“One of the most important components of a successful career is about interacting with colleagues,” said Diane Uwacu, AWICS graduate president. “As women training for a career in tech, it is important to hear from women in leadership. We learned about how we can prepare for leadership roles while in college, as well as the kind of impact that we can have. My favorite part of the event was hearing guests answer questions with examples from their personal stories.
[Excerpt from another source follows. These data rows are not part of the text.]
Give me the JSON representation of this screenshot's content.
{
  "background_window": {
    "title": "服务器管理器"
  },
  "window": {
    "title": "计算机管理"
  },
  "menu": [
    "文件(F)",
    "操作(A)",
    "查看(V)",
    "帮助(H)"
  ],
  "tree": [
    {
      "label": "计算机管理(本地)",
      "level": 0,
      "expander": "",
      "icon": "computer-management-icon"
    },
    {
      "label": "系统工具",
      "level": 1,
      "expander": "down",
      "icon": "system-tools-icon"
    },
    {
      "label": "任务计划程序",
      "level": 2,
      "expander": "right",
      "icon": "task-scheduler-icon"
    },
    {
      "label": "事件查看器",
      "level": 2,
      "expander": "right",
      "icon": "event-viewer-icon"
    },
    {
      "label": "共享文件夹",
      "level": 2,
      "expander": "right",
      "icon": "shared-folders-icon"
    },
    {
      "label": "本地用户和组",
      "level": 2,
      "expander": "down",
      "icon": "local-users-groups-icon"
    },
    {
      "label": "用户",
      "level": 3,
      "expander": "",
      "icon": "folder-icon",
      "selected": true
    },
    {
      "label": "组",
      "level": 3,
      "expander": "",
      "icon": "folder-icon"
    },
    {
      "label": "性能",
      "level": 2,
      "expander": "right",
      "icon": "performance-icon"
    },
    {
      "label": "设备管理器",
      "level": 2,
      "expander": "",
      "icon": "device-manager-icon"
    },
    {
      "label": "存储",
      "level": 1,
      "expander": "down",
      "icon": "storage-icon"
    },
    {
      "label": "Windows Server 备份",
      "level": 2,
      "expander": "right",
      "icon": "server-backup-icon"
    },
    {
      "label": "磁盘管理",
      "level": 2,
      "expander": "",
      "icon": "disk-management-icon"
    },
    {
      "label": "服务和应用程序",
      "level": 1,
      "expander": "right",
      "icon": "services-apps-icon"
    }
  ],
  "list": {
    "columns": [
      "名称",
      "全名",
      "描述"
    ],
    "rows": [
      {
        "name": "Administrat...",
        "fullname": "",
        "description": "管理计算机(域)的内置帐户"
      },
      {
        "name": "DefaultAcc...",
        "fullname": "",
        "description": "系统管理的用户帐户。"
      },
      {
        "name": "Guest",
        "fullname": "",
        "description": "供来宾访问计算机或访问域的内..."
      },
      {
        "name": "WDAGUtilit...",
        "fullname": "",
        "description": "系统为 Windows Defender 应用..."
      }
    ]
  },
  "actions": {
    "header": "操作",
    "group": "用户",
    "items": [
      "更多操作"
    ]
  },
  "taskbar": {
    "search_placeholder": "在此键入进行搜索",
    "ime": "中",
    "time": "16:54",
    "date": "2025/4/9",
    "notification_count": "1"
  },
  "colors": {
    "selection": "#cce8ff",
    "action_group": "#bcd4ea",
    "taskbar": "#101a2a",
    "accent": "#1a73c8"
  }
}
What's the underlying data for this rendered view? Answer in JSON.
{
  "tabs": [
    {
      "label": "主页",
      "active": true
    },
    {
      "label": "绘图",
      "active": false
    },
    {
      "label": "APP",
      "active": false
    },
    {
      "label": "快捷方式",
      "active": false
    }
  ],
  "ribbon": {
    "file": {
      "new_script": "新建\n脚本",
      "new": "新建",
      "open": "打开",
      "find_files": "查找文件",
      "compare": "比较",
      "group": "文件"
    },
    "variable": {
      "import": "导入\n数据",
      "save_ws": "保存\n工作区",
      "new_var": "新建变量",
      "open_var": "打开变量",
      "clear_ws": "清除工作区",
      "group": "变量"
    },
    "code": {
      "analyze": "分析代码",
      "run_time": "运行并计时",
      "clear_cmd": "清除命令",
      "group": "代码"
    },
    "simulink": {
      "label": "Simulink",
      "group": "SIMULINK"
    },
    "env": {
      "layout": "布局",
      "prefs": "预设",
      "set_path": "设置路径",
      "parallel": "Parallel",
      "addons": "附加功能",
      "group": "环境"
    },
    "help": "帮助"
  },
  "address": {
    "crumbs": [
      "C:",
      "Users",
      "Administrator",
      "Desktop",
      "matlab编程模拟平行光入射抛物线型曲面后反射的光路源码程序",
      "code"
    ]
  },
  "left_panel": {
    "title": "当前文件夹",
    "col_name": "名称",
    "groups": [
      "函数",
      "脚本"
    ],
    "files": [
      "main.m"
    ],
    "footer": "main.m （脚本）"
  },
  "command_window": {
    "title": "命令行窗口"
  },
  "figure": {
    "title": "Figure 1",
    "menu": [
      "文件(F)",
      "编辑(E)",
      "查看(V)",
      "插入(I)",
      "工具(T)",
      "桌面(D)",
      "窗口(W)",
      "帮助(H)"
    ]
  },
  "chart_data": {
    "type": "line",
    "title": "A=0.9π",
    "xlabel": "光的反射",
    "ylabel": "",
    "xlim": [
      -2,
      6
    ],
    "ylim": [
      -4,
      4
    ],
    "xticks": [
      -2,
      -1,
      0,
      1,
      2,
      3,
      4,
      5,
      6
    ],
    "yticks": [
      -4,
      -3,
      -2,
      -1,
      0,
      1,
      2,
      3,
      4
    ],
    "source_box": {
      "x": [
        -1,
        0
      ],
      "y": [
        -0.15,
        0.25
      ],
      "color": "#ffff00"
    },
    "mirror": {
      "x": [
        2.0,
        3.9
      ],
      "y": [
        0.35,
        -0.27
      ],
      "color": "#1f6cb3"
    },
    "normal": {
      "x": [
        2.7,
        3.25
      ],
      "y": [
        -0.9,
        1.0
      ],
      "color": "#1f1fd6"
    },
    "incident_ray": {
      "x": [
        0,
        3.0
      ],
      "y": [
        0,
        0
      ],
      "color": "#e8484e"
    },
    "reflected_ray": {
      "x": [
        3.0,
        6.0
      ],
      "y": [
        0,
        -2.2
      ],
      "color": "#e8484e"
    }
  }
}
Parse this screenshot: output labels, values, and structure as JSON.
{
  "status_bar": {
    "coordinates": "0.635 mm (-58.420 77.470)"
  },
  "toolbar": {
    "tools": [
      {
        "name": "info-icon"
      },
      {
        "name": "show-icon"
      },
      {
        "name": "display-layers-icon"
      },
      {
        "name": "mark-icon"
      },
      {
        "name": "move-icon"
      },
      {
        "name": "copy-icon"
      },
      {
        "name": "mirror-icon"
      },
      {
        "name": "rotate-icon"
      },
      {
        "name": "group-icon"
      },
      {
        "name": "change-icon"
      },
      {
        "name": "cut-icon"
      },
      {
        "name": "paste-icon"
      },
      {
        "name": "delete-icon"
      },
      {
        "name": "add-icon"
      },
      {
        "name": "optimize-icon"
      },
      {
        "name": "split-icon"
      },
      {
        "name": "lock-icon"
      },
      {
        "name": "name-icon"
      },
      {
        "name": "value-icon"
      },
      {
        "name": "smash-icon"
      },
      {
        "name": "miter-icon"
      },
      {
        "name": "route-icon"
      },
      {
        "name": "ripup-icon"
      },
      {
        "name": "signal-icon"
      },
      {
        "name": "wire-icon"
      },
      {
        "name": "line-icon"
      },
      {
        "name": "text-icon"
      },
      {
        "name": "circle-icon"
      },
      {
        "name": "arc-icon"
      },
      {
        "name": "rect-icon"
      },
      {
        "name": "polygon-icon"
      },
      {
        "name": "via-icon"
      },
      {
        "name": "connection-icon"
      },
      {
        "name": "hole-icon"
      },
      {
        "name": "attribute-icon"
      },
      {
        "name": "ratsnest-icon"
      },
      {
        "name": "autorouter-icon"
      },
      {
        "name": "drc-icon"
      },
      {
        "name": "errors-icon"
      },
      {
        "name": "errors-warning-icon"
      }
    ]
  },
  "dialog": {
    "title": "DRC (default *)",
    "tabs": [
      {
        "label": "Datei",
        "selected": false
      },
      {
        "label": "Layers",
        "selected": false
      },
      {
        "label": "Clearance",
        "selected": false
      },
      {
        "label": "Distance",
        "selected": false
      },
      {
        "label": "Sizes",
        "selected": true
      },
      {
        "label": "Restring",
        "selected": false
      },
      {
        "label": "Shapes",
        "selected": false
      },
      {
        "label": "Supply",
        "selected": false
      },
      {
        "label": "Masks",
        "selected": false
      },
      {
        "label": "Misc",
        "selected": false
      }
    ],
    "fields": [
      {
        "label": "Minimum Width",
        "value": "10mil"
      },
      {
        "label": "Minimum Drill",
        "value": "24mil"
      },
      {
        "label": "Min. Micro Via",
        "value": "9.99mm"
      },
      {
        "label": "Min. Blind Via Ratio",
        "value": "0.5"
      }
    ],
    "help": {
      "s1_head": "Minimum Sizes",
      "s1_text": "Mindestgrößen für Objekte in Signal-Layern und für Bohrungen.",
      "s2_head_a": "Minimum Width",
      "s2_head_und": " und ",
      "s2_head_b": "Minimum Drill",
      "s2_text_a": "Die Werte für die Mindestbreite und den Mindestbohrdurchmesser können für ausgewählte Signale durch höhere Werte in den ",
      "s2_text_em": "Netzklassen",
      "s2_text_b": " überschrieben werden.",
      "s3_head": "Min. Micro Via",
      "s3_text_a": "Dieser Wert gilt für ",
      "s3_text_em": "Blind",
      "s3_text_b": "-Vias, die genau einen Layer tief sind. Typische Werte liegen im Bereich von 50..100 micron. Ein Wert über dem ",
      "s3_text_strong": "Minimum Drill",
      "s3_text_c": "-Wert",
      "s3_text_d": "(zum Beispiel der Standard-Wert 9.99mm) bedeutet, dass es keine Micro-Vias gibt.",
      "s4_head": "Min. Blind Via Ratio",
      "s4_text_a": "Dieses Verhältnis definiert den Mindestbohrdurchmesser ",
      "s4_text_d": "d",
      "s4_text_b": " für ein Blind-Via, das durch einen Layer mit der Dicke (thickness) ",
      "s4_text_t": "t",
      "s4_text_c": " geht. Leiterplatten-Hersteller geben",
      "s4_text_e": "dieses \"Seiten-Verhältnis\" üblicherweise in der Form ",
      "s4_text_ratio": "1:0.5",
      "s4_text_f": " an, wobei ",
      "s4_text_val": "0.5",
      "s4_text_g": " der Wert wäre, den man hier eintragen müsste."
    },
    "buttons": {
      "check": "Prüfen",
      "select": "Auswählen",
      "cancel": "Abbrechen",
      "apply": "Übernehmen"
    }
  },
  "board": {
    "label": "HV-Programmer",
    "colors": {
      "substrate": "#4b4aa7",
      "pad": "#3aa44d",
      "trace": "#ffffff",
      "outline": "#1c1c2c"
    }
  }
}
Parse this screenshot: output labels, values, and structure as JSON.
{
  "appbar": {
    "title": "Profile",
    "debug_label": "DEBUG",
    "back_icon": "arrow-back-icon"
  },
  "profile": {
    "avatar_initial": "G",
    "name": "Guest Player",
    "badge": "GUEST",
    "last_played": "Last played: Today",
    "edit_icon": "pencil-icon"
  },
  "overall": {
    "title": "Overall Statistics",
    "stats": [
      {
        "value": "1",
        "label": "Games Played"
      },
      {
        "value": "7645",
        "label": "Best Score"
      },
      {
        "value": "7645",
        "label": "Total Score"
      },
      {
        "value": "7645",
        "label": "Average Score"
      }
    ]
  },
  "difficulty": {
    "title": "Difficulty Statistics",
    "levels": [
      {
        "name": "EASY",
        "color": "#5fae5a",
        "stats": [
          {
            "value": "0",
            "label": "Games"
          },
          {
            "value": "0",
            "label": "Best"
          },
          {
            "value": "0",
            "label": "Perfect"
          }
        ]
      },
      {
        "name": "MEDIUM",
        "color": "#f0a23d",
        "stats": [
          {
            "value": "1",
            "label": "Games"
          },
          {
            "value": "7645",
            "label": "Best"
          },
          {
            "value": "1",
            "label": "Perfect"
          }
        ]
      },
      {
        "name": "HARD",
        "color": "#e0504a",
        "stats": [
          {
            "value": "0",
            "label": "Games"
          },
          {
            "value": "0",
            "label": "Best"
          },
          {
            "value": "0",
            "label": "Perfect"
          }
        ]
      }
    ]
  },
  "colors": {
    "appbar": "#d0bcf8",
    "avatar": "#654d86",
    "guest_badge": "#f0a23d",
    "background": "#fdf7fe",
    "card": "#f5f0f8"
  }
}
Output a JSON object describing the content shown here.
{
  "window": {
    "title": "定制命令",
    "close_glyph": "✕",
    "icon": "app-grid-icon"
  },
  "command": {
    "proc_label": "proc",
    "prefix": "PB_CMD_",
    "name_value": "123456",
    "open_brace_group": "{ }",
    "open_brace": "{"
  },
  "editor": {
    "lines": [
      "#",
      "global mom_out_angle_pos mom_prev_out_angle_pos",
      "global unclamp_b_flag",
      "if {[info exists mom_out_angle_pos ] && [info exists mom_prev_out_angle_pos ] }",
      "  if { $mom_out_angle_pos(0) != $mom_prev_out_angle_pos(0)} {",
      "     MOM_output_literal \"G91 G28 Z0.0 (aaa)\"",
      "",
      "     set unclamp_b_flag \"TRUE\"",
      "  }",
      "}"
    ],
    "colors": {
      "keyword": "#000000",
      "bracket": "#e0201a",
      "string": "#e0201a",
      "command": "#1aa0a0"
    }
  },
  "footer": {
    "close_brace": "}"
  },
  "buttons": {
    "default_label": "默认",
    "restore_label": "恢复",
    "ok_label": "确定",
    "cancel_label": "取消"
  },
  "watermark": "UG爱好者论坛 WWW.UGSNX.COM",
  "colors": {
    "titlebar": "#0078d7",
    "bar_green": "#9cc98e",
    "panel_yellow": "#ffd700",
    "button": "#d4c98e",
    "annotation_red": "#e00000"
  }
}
Apart from the incredibly inspiring success stories, they shared about the hard times in their journey, which showed us that failures make for better success stories in the long run.”

Panelists included Tammy McNeley ‘84, Lockheed Martin Aeronautics Fellow; Dr. Theodora Chaspari, computer science and engineering assistant professor; and Dr. Dilma Da Silva, department head, professor, holder of the Ford Motor Company Design Professorship II and interim deputy director of the Texas A&M Institute of Data Science. Dr. Nancy M. Amato, Regents and Unocal Professor, served as the moderator.

McNeley serves as chief engineer of the Lockheed Martin Aeronautics' Warfare Integration Laboratories, including F-35 and Advanced Development Program facilities, and as the corporate modeling and simulation ead for Next Generation Platform Initiatives. She has 35 years of experience in military operations analysis, human-in- the-loop experimentation, and modeling and simulation. She is also certified as an expert systems engineering professional by the International Council on Systems Engineering. McNeley is one of three female fellows at Lockheed Martin Aeronautics and is very involved in STEM activities in schools and through Girls Inc. She earned her Bachelor of Science degree in computer science from Texas A&M in 1984.

“Through mentoring workshops, students have the opportunity to identify areas in which they can be leaders here and now,” Da Silva said. “As they continue to grow in technical knowledge through their courses, they can also strive to make their workplace better by learning from those who can offer invaluable leadership experience.”